Last week the church near our house had a celebration with music and cupcakes and a historical tour of the cemetery. As we approached the parking lot, a helpful but earnest Boy Scout said, “The bouncy castle is beside the crematorium.” As we bit back our laughter-cum-horror, pretty much unsuccessfully, Cookie jumped up and down and cheered. I cheered inside. She has a natural trepidation for bouncy castles, seeing as they’re filled with strange children, but she goes in them with her daycare friends, so maybe she’d got over that. I had hope.
There were two bouncy castles. One was empty.
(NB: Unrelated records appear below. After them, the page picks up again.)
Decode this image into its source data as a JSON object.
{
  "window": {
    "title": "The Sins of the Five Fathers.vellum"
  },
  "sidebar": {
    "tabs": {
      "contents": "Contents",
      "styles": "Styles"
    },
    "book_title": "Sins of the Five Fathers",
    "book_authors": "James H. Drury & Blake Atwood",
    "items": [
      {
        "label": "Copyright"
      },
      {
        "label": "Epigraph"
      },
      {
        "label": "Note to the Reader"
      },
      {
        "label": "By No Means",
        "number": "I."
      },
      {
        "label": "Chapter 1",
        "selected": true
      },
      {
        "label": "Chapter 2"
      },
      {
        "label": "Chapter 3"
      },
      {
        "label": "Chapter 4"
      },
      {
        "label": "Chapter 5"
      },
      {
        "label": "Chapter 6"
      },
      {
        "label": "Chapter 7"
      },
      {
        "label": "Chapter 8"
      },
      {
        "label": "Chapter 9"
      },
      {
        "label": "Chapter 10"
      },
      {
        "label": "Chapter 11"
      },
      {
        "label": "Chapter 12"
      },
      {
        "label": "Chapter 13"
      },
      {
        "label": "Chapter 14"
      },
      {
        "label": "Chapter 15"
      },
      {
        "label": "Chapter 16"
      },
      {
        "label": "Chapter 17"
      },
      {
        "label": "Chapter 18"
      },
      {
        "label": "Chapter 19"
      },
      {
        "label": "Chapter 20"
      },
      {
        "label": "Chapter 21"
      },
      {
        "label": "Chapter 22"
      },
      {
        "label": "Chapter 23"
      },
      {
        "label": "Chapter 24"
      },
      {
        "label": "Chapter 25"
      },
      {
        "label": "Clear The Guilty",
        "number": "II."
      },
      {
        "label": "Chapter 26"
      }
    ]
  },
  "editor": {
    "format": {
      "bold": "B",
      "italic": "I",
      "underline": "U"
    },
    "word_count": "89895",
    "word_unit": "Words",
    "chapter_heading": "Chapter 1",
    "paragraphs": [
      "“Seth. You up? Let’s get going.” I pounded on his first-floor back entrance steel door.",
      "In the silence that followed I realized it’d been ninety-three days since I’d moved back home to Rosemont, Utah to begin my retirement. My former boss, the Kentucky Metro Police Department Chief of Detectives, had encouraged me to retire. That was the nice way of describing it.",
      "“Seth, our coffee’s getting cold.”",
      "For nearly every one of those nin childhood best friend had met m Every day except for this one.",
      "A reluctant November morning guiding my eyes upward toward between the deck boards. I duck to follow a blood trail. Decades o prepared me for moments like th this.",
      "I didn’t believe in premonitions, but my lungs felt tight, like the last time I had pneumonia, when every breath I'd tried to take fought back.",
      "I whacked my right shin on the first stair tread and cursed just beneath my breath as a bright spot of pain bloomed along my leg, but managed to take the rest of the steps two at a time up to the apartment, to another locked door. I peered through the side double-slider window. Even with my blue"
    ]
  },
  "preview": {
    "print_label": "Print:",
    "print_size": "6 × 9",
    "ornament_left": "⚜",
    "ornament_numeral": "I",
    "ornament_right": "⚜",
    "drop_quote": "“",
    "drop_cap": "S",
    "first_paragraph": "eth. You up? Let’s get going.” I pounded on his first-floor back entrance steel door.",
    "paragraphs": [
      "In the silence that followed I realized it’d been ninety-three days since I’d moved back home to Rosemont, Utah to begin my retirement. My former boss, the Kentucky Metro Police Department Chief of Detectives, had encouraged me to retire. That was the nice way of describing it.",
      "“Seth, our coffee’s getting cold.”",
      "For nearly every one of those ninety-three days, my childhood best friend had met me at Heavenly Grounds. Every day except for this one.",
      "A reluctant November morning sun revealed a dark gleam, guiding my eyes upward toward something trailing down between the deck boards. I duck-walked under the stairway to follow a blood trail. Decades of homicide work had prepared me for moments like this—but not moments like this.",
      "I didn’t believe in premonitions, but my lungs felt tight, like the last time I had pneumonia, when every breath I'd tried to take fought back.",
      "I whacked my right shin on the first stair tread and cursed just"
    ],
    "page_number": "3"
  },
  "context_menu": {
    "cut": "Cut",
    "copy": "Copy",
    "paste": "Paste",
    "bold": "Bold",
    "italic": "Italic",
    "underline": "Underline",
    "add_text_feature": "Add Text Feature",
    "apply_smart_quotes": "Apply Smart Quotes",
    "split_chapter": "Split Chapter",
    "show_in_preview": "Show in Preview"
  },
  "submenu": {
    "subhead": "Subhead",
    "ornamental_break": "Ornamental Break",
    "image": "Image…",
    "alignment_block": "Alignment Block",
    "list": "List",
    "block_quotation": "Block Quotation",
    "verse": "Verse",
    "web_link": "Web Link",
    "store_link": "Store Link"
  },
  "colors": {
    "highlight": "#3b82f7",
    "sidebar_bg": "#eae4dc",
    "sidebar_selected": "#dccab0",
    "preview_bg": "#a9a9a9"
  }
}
It was the perfect plan — she’d go in, and then other kids would join, and she’d be forced to have fun with strange kids. What better way to show her that the unfamiliar was okay?
But no; where were her daycare friends? She would only bounce with her daycare friends. Even though it was empty. Bouncy castle fail. Confidence fail.
Man, I was dying to get in that bouncy castle, though. We didn’t have any where I grew up, and by the time I encountered my first I was too big. We may just have to rent one so I can finally try it and we can force Cookie to go in. Immersion therapy. That’s good for confidence, right? At least I’d be there supporting her the whole time, like the helicopter parent I’ve unwittingly become.
East End Mama

[image: shy ballerina here]

Monday, 23 September 2013

I Quit


At BlogHer 13, Sheryl Sandberg challenged us to write down what we would do if we 
weren’t afraid. And it took me about 12 seconds to write “Quit my job.” So here I am — 
fearless (well, not quite, but close).

It is only fitting that LouLou come with me today, on this most momentous of days! 
I am leaving my job — resignation letter is all ready to go! This wasn’t a decision I 
arrived at easily. I had many nights of tossing and turning while I weighed all the options. 
It wasn’t clear cut and obvious. I worried, “What message am I sending if I Lean Way 
Out?” But then I realized that I am actually Leaning Way IN to my life. My real life, my 
family, my kids, and our two businesses. I have decided to work with my husband. Yep, 
I no longer have a den of bitch lions to contend with, I have a singular grumpy (but cute) 
gorilla! 

For years my husband has run his own place, and I have always helped (mostly unpaid) 
from the sidelines, but the controller in me can sit out no longer. All of our eggs will 
definitely be in one (or two) small baskets, which is scary and means we have to pay for 
our own root canals now, but other than that I am excited. 

I am so optimistic about this change, I barely want to write about the final act of ultimate 
bitchy-lion-ness that resulted in my boss cancelling our original meeting because she 
was too busy “preparing for holidays.” I also barely want to go into the mundane details 
of the commute and expensive parking I will no longer have to endure. 

For sure, no matter how I spin this, people will see this as me “staying at home” or 
“being a mom,” and while that is somewhat true, actually nothing is further from the truth. 
I have never worked harder, been more tired, or felt as important as I have this year. 
Surely that must mean I am headed in the right direction — yes? Yes!

 Tightrope Mama

[Image: Sheryl Sandberg talks to BlogHer co-founder Lisa Stone at the BlogHer conference on July 27, 2013. Read more here]